The phone picks up on the first ring, because Amy’s on break between classes. Probably eating lunch somewhere in the gardens on campus.
“Hey Amy. My dad, he um, well, he’s not dead it turns out, just, er, hiding from Interpol, and he wants to have dinner with me.”
“What? Why didn’t you tell me?”
There really is no good answer to that.
“Does he want to bring you back to the world of criminal scum?”
Scum? That hurts. Lucy was never scum, and she was the best criminal there was.
“I don’t know.” Her jaw is tensing, she’s beginning to daydream about sinking Australia again. “Amy, I have to meet him. He’s my dad. I thought he died a decade ago.”
“Alright. Do you want me to be there?”
“You're probably the best explanation to all his questions. Why are you not a criminal? Because Amy. Why are you living in Spain? Because Amy. Why do get out of bed in the morning, despite your miserable existence? BECAUSE OF AMY.” She’s pretty much screaming right now, and part of her is embarrassed, but another part is just so fucking angry she doesn’t care. Similarly, she’s aware that she’s being unjust, aware that on pretty much any other day most of the things she’s said would be reverent, whispered praise: why is she happy, nine times out of ten? Because of Amy. She doesn’t know why she’s so mad, maybe her hormones are all screwed over, maybe her period is about to start. Wait....oh shit, how could she have possibly forgotten about that?
Meanwhile, Amy’s hung up on her. Shit.

That afternoon Lucy closes up the shop a bit early, walks to the art school, and waits for Amy to finish her last class. She’s messed up pretty badly, and it’s time to fix it.
When Amy sees her, she all but recoils. “Here to keep yelling at me?” Her voice veritably drips bitterness, distaste.
“Here to beg forgiveness.” A pause, Amy studies her face. “You didn’t deserve any of that. I...I’ve had a rough day and the thing with my dad is stressing me out, and there’s some other stuff going on, and I just snapped. I’m sorry. You are the best thing that’s ever happened to me, and I love you unbearably much.”
Amy sighs, her face melting into a smile. “Okay,” she says, “apology accepted.”
Lucy honestly can’t believe it’s that easy, but Amy’s always been forgiving of her, and is always happy when she tells Amy the truth. She tries to, most of the time, but lying is a habit instilled in her pretty much since birth--you can’t be a master criminal without it.
So Lucy’s grinning too and pulling her into a tight hug and kissing the side of her face. “Let’s go home.” She whispers. “I have an extremely important question to ask you.”

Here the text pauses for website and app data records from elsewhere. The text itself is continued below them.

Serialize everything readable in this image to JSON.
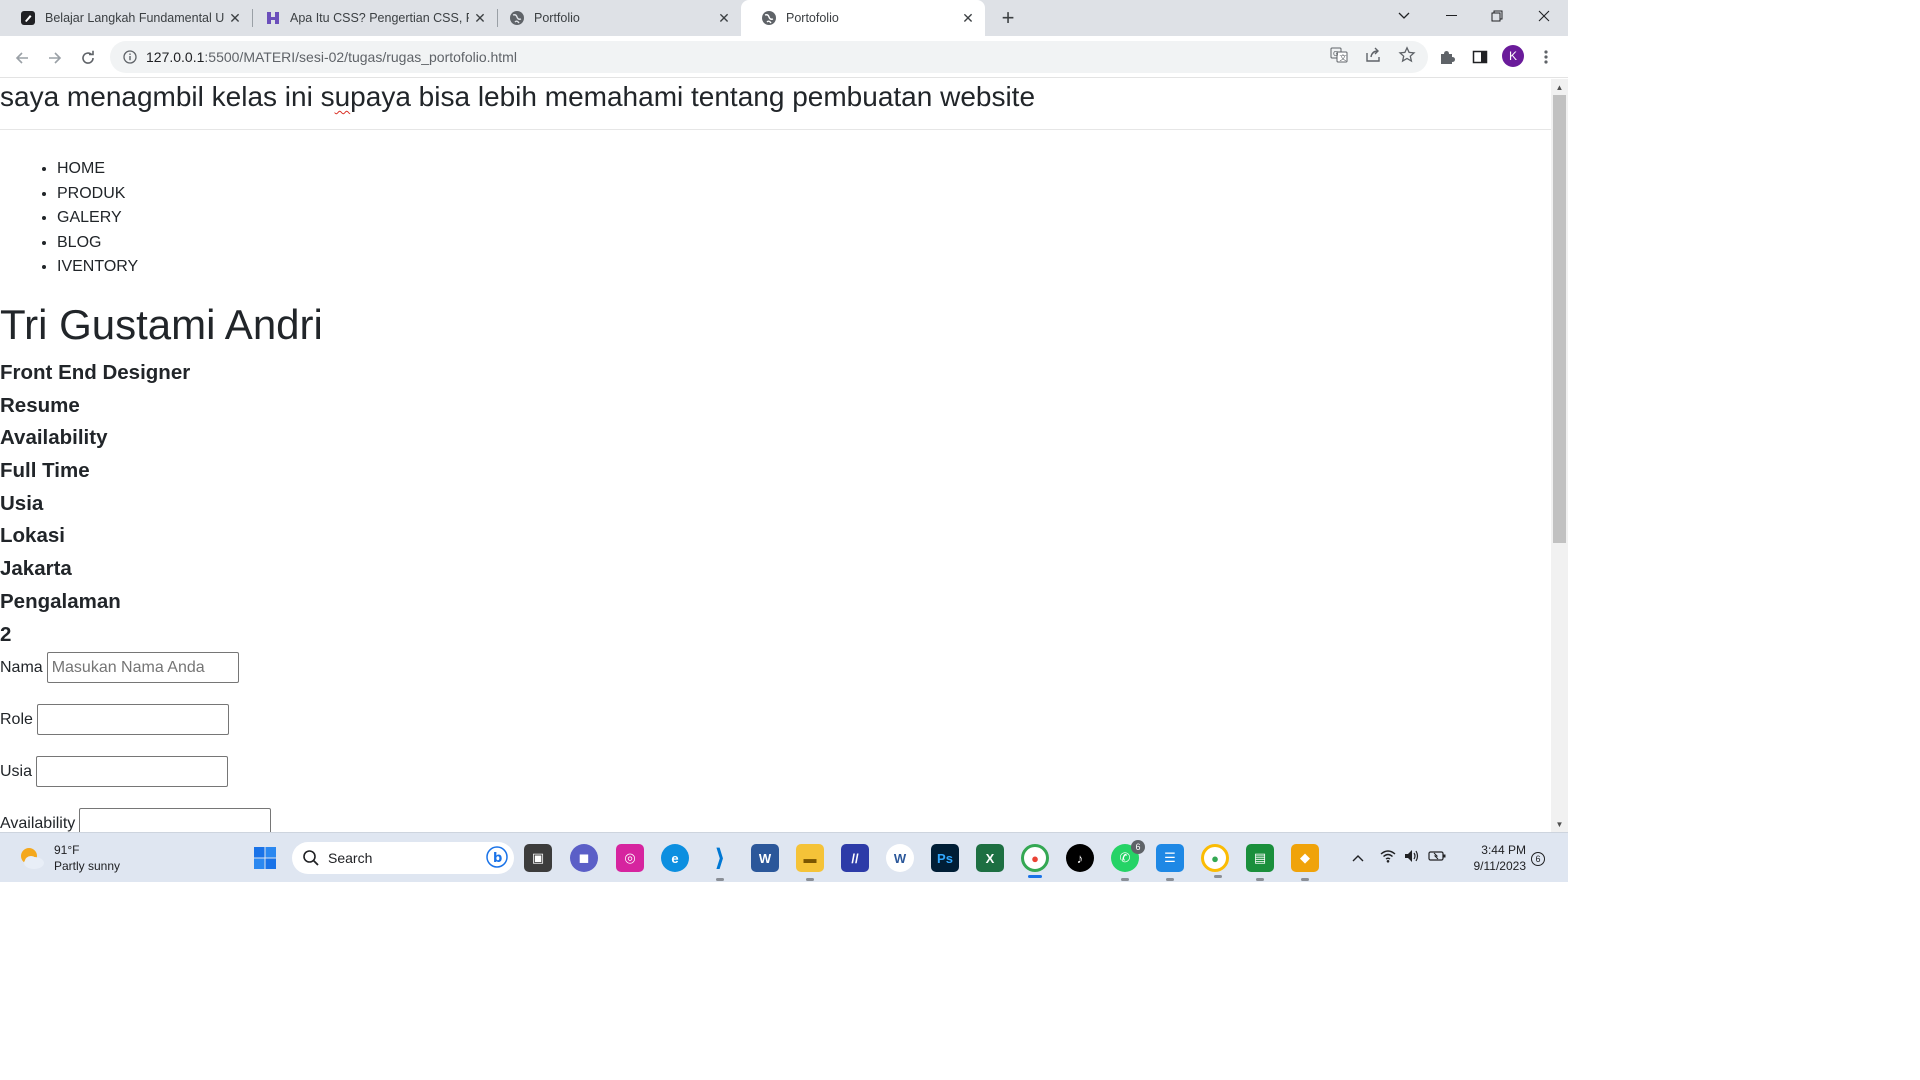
{
  "browser": {
    "tabs": [
      {
        "title": "Belajar Langkah Fundamental Un",
        "favicon": "pen-icon"
      },
      {
        "title": "Apa Itu CSS? Pengertian CSS, Fur",
        "favicon": "h-logo-icon"
      },
      {
        "title": "Portfolio",
        "favicon": "globe-icon"
      },
      {
        "title": "Portofolio",
        "favicon": "globe-icon",
        "active": true
      }
    ],
    "url_host": "127.0.0.1",
    "url_path": ":5500/MATERI/sesi-02/tugas/rugas_portofolio.html",
    "profile_initial": "K"
  },
  "page": {
    "header_before": "saya menagmbil kelas ini s",
    "header_misspelled": "u",
    "header_after": "paya bisa lebih memahami tentang pembuatan website",
    "nav": [
      "HOME",
      "PRODUK",
      "GALERY",
      "BLOG",
      "IVENTORY"
    ],
    "name": "Tri Gustami Andri",
    "info": [
      "Front End Designer",
      "Resume",
      "Availability",
      "Full Time",
      "Usia",
      "Lokasi",
      "Jakarta",
      "Pengalaman",
      "2"
    ],
    "form": {
      "nama_label": "Nama",
      "nama_placeholder": "Masukan Nama Anda",
      "role_label": "Role",
      "usia_label": "Usia",
      "availability_label": "Availability"
    }
  },
  "taskbar": {
    "weather_temp": "91°F",
    "weather_desc": "Partly sunny",
    "search_label": "Search",
    "time": "3:44 PM",
    "date": "9/11/2023",
    "whatsapp_badge": "6",
    "notifications": "6"
  },
  "colors": {
    "tabstrip": "#dee1e6",
    "profile": "#6a1b9a",
    "taskbar": "#dfe6f1"
  }
}
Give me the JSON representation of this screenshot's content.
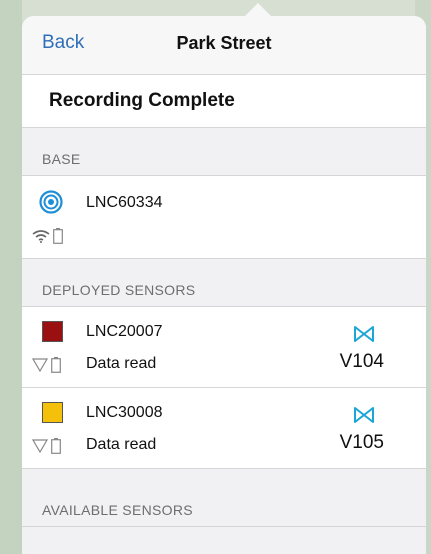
{
  "nav": {
    "back_label": "Back",
    "title": "Park Street"
  },
  "status": {
    "text": "Recording Complete"
  },
  "sections": {
    "base": "BASE",
    "deployed": "DEPLOYED SENSORS",
    "available": "AVAILABLE SENSORS"
  },
  "base": {
    "name": "LNC60334",
    "icon": "target-icon",
    "accent": "#1d8fd6"
  },
  "deployed": [
    {
      "name": "LNC20007",
      "status": "Data read",
      "code": "V104",
      "color": "#9a0f0f",
      "icon": "bowtie-icon"
    },
    {
      "name": "LNC30008",
      "status": "Data read",
      "code": "V105",
      "color": "#f5c00a",
      "icon": "bowtie-icon"
    }
  ],
  "colors": {
    "link": "#2f6fb8",
    "bowtie": "#1ca6d6"
  }
}
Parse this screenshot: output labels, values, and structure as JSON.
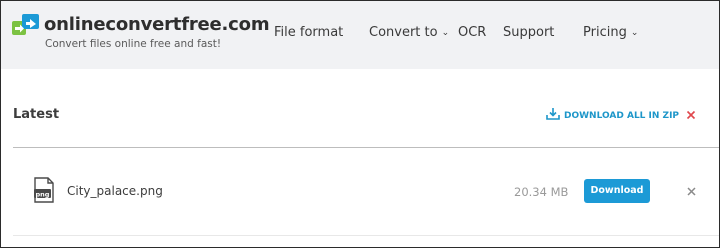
{
  "header": {
    "brand": "onlineconvertfree.com",
    "tagline": "Convert files online free and fast!",
    "nav": [
      {
        "label": "File format",
        "has_dropdown": false
      },
      {
        "label": "Convert to",
        "has_dropdown": true
      },
      {
        "label": "OCR",
        "has_dropdown": false
      },
      {
        "label": "Support",
        "has_dropdown": false
      },
      {
        "label": "Pricing",
        "has_dropdown": true
      }
    ],
    "logo_colors": {
      "blue": "#1c9ad6",
      "green": "#7cc242"
    }
  },
  "latest": {
    "title": "Latest",
    "download_all_label": "DOWNLOAD ALL IN ZIP",
    "close_color": "#e0474c"
  },
  "files": [
    {
      "icon_label": "png",
      "name": "City_palace.png",
      "size": "20.34 MB",
      "download_label": "Download"
    }
  ],
  "colors": {
    "accent": "#1c9ad6",
    "header_bg": "#f1f2f4"
  }
}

“Amy?” Lucy asks once they’ve reached their flat again, and are sitting at their kitchen table eating ice cream.
“Do you want to become a Spanish citizen?” Amy looks up with confusion.
“Because then you could be my wife--I know it’s not legal back home, but it is here, and here is sort of becoming home--and because unless we move within the next nine months our baby will be Spanish by default.”
“Our baby....Oh, our baby. It worked. I can’t believe it worked!”
“I know, right? Yay DNA splicing!”
Amy laughs. “Yay modern science! Yay genetic research!” Then Amy’s pulling Lucy out of her chair, twirling her around the kitchen. Once they’ve danced themselves breathless, Amy pulls her close, rests her own head on Lucy’s shoulder. “Yes.” she whispers.
“Hmm?” Lucy’s a bit confused, though not concerned.
“Yes, I want to become a citizen of Spain. I want to be your wife.”

Three weeks later they’re meeting Lucy’s dad at an Italian restaurant. He’s wearing a disguise, but Lucy spots him immediately. He is her dad, after all. She grabs Amy by the hand and pulls her over to the table where he sits, eating spaghetti bolognese.
“Dad, I want you to meet Amy, my fiance and mother of the child I’m pregnant with. Former D.E.B, current art student, and love of my life.”
“Hi,” Amy adds. “It’s lovely to meet you.”
Lucy’s dad slumps forward, giving himself a face full of bolognese.
“Am I dreaming?” He asks a minute later.
“Umm, no Dad, I don’t think so.”
More bolognese.

It is a well established fact that love is harder than crime. Or war. Or as it turns out, crime-fighting.
Most days, that’s okay. Because most days, love is better.
Today is one of them.